To test the hypothesis that the complement system may be activated in patients with type II diabetes and CAD.
The plasma C3d concentration was measured in 106 type II diabetic patients and 25 nondiabetic control subjects. The patient group was subdivided according to AER, and the groups were adjusted for age, sex, and known duration of diabetes. For the assignment to a given subgroup, normoalbuminuria was defined as AER < 15 μm/min, microalbuminuria as AER 16–250 μg/min, and macroalbuminuria as AER > 250 μg/min. The presence or absence of coronary disease was assessed through clinical examination, ECG, and coronary angiography. An RIA system was used for measurement of urinary albumin levels, and the plasma C3d concentrations were measured by ELISA.
Within each of the AER-defined subgroups, the plasma C3d levels were significantly higher in patients with IHD than in those without.

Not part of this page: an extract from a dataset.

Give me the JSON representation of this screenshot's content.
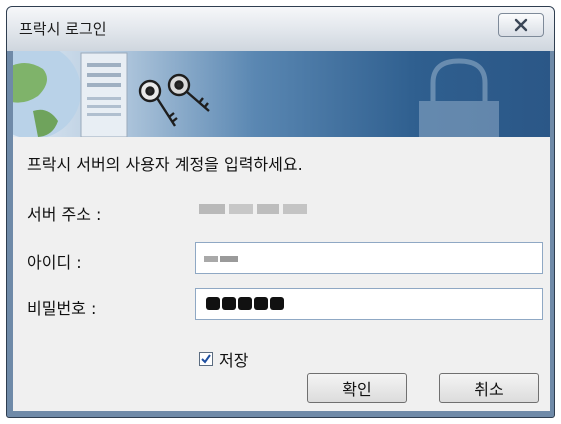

Thus, in the normoalbuminuric group, plasma C3d levels were 16.3 AU/ml (95% CI 13.9–19) in patients with IHD vs. 11.6 AU/ml (95% CI 10.5–12.7) in those without (P < 0.001). The corresponding data for the microalbuminuric and macroalbuminuric groups were 21.8 (95% CI 18.1–26.3) vs. 13.6 (95% CI 12.3–15.1) and 31.6 (95% CI 24.9–40) vs. 17.5 (13.6–22.6) AU/ml (P < 0.01), respectively. Patients with IHD also had significantly higher plasma C3d levels than normal control subjects, regardless of AER subgroup. A multiple logistic regression analysis demonstrated an association between the plasma C3d concentration and IHD and AER.
Activation of the complement system may play a role in the development of macrovascular disease in type II diabetes.